• [Task prompt]: In the listing below, locate the lines bearing the word "productos". Copy every one of them.

[[ Record set open ]]

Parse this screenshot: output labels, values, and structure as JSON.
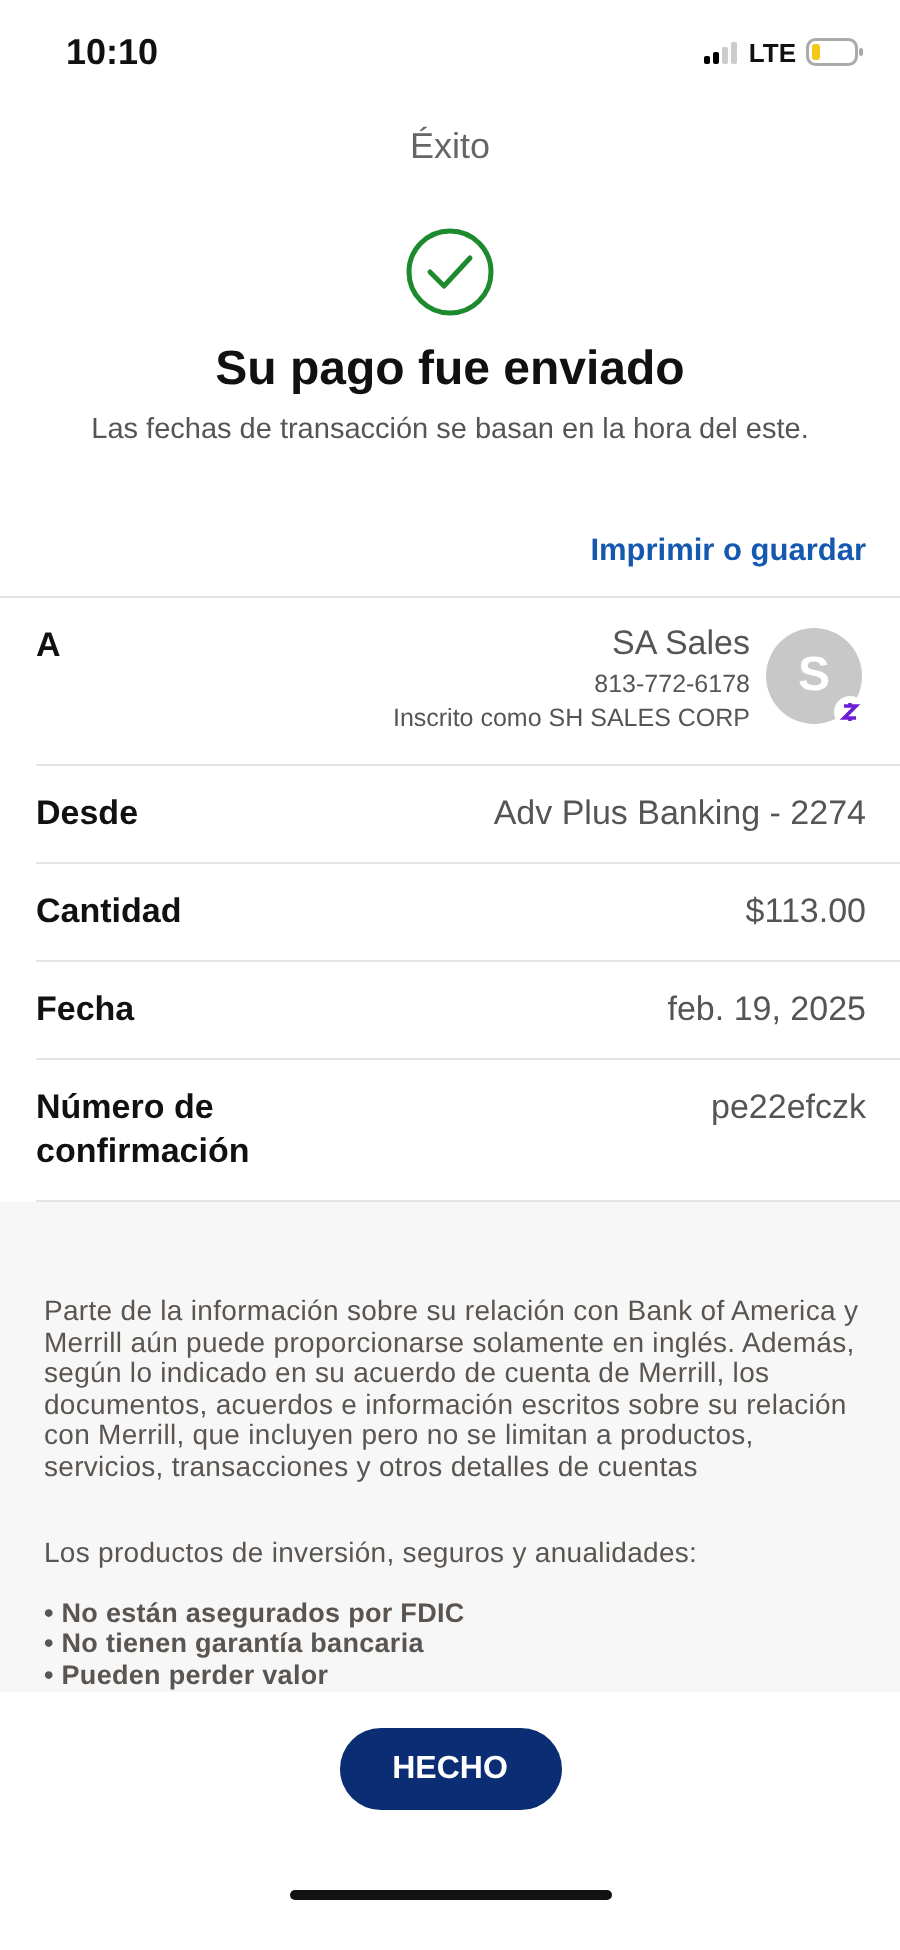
{
  "status_bar": {
    "time": "10:10",
    "network": "LTE"
  },
  "nav": {
    "title": "Éxito"
  },
  "result": {
    "heading": "Su pago fue enviado",
    "note": "Las fechas de transacción se basan en la hora del este."
  },
  "print_link": "Imprimir o guardar",
  "details": [
    {
      "kind": "recipient",
      "label": "A",
      "name": "SA Sales",
      "phone": "813-772-6178",
      "enrolled": "Inscrito como SH SALES CORP",
      "avatar": "S"
    },
    {
      "kind": "simple",
      "label": "Desde",
      "value": "Adv Plus Banking - 2274"
    },
    {
      "kind": "simple",
      "label": "Cantidad",
      "value": "$113.00"
    },
    {
      "kind": "simple",
      "label": "Fecha",
      "value": "feb. 19, 2025"
    },
    {
      "kind": "simple",
      "label": "Número de confirmación",
      "value": "pe22efczk"
    }
  ],
  "disclosure": {
    "paragraphs": [
      "Parte de la información sobre su relación con Bank of America y Merrill aún puede proporcionarse solamente en inglés. Además, según lo indicado en su acuerdo de cuenta de Merrill, los documentos, acuerdos e información escritos sobre su relación con Merrill, que incluyen pero no se limitan a productos, servicios, transacciones y otros detalles de cuentas",
      "Los productos de inversión, seguros y anualidades:"
    ],
    "bullets": [
      "• No están asegurados por FDIC",
      "• No tienen garantía bancaria",
      "• Pueden perder valor"
    ]
  },
  "done_button": "HECHO"
}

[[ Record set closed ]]

• [Task output]:
      "Parte de la información sobre su relación con Bank of America y Merrill aún puede proporcionarse solamente en inglés. Además, según lo indicado en su acuerdo de cuenta de Merrill, los documentos, acuerdos e información escritos sobre su relación con Merrill, que incluyen pero no se limitan a productos, servicios, transacciones y otros detalles de cuentas",
      "Los productos de inversión, seguros y anualidades:"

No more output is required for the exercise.